## TASK REQUIREMENTS
Find how many lines in this data contain the string "JSON". Respond with only that number.

## MATERIALS PROVIDED

··········

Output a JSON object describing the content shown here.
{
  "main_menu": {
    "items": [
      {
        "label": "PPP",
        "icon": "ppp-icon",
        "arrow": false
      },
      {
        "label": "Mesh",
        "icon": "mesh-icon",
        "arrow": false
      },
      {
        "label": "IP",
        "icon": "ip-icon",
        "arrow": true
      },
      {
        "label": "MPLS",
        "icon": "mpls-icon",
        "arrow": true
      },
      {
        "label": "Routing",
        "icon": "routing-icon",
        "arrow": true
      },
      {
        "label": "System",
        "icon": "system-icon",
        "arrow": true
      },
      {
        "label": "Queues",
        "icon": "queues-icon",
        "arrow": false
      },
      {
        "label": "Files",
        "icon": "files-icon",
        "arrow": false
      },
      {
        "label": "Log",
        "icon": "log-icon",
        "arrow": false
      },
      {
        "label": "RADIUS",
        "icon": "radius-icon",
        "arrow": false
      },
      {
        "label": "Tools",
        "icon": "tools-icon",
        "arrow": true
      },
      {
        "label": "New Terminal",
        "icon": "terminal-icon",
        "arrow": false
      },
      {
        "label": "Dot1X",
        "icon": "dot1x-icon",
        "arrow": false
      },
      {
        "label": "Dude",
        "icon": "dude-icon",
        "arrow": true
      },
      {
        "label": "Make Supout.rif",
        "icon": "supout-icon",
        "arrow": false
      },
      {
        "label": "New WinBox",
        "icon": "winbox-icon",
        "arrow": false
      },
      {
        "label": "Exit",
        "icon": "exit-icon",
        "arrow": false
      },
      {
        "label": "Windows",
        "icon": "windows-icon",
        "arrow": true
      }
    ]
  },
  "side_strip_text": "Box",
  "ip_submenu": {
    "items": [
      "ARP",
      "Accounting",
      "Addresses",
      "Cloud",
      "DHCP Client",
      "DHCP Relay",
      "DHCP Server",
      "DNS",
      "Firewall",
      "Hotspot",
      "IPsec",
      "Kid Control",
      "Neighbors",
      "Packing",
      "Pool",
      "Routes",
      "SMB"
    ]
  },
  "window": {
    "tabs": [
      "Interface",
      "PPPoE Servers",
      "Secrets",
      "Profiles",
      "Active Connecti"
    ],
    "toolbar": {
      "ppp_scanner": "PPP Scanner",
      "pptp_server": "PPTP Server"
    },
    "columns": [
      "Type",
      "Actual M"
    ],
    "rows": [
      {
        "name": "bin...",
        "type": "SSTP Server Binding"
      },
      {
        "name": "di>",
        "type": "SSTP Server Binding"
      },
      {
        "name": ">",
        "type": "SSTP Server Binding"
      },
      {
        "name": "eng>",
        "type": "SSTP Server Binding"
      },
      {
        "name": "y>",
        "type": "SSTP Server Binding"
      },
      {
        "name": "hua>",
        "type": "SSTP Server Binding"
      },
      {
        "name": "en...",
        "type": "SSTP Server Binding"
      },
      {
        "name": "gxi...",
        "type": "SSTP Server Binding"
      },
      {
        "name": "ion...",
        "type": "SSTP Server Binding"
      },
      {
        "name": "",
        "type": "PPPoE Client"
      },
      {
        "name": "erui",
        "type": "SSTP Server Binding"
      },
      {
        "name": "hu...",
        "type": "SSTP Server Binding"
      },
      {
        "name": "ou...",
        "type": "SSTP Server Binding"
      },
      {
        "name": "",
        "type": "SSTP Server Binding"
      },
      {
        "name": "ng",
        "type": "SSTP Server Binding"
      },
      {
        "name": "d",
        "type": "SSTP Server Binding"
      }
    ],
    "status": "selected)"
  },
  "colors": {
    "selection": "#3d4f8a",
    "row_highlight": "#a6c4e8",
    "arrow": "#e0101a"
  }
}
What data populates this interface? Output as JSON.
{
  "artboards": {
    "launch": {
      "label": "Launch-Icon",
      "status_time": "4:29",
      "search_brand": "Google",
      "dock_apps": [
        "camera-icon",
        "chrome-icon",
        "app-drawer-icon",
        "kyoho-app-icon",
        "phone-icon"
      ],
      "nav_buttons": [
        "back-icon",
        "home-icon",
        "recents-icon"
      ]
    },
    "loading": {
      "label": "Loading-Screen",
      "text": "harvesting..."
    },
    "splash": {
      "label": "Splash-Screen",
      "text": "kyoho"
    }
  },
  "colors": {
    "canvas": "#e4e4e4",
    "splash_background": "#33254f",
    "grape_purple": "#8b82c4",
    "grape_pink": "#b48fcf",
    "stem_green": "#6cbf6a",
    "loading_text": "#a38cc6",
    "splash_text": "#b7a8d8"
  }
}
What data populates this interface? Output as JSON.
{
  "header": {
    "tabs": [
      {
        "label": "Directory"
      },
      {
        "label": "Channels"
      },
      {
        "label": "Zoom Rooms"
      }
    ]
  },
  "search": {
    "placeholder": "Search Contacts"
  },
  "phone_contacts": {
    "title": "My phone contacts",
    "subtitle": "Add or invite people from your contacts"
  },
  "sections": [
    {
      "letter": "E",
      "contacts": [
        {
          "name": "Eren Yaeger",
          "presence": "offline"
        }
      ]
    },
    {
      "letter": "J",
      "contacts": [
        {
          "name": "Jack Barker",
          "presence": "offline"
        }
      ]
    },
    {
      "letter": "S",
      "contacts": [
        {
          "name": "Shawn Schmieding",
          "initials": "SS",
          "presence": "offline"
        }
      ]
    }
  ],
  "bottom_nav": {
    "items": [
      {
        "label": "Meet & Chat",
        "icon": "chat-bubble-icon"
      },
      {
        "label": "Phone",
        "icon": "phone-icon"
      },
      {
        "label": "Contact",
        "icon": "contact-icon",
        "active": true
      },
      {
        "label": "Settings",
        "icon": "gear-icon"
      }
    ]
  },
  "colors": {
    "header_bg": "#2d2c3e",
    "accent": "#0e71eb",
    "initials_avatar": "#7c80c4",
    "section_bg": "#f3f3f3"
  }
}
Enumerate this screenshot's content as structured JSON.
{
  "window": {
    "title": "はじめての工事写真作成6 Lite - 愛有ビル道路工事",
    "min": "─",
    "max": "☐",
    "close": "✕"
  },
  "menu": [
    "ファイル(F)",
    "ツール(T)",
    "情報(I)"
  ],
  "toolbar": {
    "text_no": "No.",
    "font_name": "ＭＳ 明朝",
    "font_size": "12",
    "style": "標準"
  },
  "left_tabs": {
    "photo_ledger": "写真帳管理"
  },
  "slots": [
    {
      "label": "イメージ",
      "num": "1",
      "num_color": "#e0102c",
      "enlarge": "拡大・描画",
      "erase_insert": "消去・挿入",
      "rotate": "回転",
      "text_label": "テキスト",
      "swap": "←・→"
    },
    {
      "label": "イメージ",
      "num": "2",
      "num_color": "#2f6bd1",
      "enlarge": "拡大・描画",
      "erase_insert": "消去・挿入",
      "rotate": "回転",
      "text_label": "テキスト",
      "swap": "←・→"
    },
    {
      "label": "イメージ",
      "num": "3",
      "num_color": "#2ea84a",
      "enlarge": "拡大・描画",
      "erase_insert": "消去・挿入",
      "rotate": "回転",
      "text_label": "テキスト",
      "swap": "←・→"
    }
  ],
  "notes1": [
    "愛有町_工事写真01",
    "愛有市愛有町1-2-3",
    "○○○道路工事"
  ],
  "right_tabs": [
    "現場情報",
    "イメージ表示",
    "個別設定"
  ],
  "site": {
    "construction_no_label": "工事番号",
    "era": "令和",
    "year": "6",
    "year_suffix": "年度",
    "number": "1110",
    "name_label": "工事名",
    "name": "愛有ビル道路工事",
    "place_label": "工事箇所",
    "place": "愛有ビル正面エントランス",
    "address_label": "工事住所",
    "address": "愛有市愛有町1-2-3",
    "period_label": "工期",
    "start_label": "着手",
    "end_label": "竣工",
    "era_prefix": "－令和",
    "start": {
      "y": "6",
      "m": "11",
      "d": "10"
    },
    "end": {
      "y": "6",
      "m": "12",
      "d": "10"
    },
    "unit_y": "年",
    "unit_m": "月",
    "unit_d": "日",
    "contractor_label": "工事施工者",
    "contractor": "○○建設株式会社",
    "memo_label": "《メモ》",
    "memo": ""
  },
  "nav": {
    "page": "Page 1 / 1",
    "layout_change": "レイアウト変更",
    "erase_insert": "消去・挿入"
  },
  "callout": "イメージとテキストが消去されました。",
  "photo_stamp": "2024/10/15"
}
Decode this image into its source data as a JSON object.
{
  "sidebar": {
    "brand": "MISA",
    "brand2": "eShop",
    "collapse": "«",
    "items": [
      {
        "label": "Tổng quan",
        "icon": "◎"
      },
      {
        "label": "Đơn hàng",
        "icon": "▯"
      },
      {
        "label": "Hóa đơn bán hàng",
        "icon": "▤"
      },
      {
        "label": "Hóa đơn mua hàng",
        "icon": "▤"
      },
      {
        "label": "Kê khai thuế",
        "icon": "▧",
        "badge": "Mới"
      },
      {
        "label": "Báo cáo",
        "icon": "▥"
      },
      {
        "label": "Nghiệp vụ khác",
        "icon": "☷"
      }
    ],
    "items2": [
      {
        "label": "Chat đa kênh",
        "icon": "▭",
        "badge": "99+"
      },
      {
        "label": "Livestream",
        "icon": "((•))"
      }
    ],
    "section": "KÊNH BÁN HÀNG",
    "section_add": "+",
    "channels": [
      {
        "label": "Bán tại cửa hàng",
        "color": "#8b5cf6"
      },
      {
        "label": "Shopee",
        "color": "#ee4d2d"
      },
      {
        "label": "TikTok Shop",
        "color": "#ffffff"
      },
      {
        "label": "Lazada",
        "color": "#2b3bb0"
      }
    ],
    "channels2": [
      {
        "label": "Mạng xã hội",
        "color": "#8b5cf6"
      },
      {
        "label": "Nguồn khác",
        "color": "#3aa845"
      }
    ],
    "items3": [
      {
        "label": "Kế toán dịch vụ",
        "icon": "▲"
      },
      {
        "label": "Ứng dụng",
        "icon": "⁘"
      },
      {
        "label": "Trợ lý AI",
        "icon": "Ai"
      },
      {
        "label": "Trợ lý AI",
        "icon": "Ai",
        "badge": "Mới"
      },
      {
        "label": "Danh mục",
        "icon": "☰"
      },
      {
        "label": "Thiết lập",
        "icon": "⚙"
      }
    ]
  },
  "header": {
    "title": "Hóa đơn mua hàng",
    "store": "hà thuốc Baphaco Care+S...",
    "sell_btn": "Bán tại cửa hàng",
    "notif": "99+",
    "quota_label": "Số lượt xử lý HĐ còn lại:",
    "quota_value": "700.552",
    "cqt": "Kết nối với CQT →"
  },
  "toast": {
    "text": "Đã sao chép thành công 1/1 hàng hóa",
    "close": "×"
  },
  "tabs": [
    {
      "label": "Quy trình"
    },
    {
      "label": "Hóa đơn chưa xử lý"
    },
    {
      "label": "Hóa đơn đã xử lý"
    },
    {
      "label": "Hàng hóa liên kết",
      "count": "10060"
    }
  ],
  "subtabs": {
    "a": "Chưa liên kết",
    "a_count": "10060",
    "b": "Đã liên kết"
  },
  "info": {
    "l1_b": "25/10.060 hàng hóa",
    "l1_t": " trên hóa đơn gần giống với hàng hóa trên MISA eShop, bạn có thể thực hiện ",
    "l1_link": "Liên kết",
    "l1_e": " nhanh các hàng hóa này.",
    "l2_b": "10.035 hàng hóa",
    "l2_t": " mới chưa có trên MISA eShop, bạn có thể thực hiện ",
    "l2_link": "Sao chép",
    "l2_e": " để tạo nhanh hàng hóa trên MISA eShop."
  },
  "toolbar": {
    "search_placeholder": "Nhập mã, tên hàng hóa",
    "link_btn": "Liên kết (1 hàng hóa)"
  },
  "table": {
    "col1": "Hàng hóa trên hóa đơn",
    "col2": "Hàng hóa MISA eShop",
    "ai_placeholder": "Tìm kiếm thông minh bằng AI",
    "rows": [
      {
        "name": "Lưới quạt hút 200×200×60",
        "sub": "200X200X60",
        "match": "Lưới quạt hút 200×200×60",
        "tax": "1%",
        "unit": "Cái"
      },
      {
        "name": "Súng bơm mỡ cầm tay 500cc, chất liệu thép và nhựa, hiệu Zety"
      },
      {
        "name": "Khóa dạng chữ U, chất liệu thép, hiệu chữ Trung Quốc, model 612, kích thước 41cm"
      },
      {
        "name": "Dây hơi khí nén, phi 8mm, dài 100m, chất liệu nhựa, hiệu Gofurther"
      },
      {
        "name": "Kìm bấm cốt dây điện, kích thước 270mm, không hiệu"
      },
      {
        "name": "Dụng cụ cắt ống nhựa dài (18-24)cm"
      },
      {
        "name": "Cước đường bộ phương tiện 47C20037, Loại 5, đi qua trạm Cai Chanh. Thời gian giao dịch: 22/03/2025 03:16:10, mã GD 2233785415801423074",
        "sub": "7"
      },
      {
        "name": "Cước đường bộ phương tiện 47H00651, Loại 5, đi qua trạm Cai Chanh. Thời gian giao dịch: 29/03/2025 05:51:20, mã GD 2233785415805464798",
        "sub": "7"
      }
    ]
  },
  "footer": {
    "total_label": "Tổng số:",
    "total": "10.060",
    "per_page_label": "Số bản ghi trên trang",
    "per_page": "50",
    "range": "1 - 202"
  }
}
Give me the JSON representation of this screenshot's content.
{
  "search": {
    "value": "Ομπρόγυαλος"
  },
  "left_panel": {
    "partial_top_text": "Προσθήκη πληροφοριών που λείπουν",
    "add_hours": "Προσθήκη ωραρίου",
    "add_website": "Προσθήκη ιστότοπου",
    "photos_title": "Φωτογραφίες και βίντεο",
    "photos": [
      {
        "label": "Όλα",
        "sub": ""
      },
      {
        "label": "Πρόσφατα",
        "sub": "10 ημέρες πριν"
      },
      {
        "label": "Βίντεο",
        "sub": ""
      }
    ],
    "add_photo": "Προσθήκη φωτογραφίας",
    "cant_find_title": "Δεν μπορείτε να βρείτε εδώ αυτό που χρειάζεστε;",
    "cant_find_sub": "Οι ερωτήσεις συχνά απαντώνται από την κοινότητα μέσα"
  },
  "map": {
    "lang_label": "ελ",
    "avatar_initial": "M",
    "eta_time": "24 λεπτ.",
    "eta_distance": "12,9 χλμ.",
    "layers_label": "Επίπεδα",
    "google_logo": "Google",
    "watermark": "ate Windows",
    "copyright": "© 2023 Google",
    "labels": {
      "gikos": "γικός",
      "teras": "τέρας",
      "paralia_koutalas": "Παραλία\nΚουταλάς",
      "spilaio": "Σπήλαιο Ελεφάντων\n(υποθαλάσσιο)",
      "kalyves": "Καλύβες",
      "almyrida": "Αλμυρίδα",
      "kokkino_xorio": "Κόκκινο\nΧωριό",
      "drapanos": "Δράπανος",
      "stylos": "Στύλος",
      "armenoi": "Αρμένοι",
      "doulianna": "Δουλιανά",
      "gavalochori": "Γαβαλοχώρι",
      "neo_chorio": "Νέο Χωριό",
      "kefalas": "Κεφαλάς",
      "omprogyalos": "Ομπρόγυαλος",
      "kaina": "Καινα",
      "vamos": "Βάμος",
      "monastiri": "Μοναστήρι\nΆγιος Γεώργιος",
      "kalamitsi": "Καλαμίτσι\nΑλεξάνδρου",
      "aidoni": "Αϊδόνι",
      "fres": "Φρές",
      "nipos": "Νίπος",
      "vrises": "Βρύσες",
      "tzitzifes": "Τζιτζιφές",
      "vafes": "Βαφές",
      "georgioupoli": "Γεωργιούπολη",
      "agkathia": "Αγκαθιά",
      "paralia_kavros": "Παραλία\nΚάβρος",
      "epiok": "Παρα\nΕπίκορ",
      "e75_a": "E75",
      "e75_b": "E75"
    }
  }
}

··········

## SOLUTION
6